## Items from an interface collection
- Opening Delimiter -

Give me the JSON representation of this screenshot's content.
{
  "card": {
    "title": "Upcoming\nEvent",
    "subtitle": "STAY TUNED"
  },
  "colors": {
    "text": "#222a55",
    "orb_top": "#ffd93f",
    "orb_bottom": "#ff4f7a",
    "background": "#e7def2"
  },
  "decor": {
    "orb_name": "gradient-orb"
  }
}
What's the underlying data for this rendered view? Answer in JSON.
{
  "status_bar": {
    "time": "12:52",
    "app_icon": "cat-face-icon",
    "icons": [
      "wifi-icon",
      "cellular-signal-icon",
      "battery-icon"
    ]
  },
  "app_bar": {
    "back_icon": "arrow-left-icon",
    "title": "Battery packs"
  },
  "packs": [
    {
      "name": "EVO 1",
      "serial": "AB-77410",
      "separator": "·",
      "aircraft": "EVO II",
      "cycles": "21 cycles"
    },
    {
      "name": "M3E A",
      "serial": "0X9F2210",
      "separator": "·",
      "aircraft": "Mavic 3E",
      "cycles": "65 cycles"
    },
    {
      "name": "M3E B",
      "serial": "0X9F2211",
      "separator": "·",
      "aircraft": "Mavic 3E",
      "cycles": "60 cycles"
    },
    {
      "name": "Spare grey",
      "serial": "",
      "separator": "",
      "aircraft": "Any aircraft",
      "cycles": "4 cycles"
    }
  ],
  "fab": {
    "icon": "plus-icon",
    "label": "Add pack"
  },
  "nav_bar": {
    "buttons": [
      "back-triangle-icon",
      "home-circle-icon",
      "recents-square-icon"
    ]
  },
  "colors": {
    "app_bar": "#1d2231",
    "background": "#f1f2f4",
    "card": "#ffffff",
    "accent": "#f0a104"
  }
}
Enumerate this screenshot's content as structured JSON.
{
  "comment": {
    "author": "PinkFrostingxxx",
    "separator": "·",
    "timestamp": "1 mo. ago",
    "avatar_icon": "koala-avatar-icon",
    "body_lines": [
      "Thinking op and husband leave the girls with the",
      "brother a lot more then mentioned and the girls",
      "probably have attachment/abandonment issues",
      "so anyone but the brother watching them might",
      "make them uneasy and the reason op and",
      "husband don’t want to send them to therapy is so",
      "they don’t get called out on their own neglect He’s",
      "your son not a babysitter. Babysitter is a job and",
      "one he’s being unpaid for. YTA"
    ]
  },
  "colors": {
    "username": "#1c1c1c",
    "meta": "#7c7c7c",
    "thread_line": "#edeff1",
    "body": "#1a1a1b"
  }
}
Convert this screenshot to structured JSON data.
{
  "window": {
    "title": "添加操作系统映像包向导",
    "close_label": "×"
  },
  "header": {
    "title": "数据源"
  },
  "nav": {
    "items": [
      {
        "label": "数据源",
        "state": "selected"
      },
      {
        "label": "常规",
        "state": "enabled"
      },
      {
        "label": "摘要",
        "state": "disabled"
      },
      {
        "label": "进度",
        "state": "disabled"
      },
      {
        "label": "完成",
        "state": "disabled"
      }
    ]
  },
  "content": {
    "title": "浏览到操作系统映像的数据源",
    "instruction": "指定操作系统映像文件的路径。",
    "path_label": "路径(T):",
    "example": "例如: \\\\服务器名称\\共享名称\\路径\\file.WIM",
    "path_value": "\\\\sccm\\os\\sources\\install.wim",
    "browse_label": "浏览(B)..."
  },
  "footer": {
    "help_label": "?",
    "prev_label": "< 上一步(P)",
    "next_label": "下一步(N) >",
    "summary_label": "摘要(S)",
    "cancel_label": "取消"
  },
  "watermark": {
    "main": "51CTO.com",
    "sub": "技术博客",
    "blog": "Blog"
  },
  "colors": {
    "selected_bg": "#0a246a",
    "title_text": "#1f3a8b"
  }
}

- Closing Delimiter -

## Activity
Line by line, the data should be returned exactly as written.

## Response below
Give me the JSON representation of this screenshot's content.
{
  "card": {
    "title": "Upcoming\nEvent",
    "subtitle": "STAY TUNED"
  },
  "colors": {
    "text": "#222a55",
    "orb_top": "#ffd93f",
    "orb_bottom": "#ff4f7a",
    "background": "#e7def2"
  },
  "decor": {
    "orb_name": "gradient-orb"
  }
}
What's the underlying data for this rendered view? Answer in JSON.
{
  "status_bar": {
    "time": "12:52",
    "app_icon": "cat-face-icon",
    "icons": [
      "wifi-icon",
      "cellular-signal-icon",
      "battery-icon"
    ]
  },
  "app_bar": {
    "back_icon": "arrow-left-icon",
    "title": "Battery packs"
  },
  "packs": [
    {
      "name": "EVO 1",
      "serial": "AB-77410",
      "separator": "·",
      "aircraft": "EVO II",
      "cycles": "21 cycles"
    },
    {
      "name": "M3E A",
      "serial": "0X9F2210",
      "separator": "·",
      "aircraft": "Mavic 3E",
      "cycles": "65 cycles"
    },
    {
      "name": "M3E B",
      "serial": "0X9F2211",
      "separator": "·",
      "aircraft": "Mavic 3E",
      "cycles": "60 cycles"
    },
    {
      "name": "Spare grey",
      "serial": "",
      "separator": "",
      "aircraft": "Any aircraft",
      "cycles": "4 cycles"
    }
  ],
  "fab": {
    "icon": "plus-icon",
    "label": "Add pack"
  },
  "nav_bar": {
    "buttons": [
      "back-triangle-icon",
      "home-circle-icon",
      "recents-square-icon"
    ]
  },
  "colors": {
    "app_bar": "#1d2231",
    "background": "#f1f2f4",
    "card": "#ffffff",
    "accent": "#f0a104"
  }
}
Enumerate this screenshot's content as structured JSON.
{
  "comment": {
    "author": "PinkFrostingxxx",
    "separator": "·",
    "timestamp": "1 mo. ago",
    "avatar_icon": "koala-avatar-icon",
    "body_lines": [
      "Thinking op and husband leave the girls with the",
      "brother a lot more then mentioned and the girls",
      "probably have attachment/abandonment issues",
      "so anyone but the brother watching them might",
      "make them uneasy and the reason op and",
      "husband don’t want to send them to therapy is so",
      "they don’t get called out on their own neglect He’s",
      "your son not a babysitter. Babysitter is a job and",
      "one he’s being unpaid for. YTA"
    ]
  },
  "colors": {
    "username": "#1c1c1c",
    "meta": "#7c7c7c",
    "thread_line": "#edeff1",
    "body": "#1a1a1b"
  }
}
Convert this screenshot to structured JSON data.
{
  "window": {
    "title": "添加操作系统映像包向导",
    "close_label": "×"
  },
  "header": {
    "title": "数据源"
  },
  "nav": {
    "items": [
      {
        "label": "数据源",
        "state": "selected"
      },
      {
        "label": "常规",
        "state": "enabled"
      },
      {
        "label": "摘要",
        "state": "disabled"
      },
      {
        "label": "进度",
        "state": "disabled"
      },
      {
        "label": "完成",
        "state": "disabled"
      }
    ]
  },
  "content": {
    "title": "浏览到操作系统映像的数据源",
    "instruction": "指定操作系统映像文件的路径。",
    "path_label": "路径(T):",
    "example": "例如: \\\\服务器名称\\共享名称\\路径\\file.WIM",
    "path_value": "\\\\sccm\\os\\sources\\install.wim",
    "browse_label": "浏览(B)..."
  },
  "footer": {
    "help_label": "?",
    "prev_label": "< 上一步(P)",
    "next_label": "下一步(N) >",
    "summary_label": "摘要(S)",
    "cancel_label": "取消"
  },
  "watermark": {
    "main": "51CTO.com",
    "sub": "技术博客",
    "blog": "Blog"
  },
  "colors": {
    "selected_bg": "#0a246a",
    "title_text": "#1f3a8b"
  }
}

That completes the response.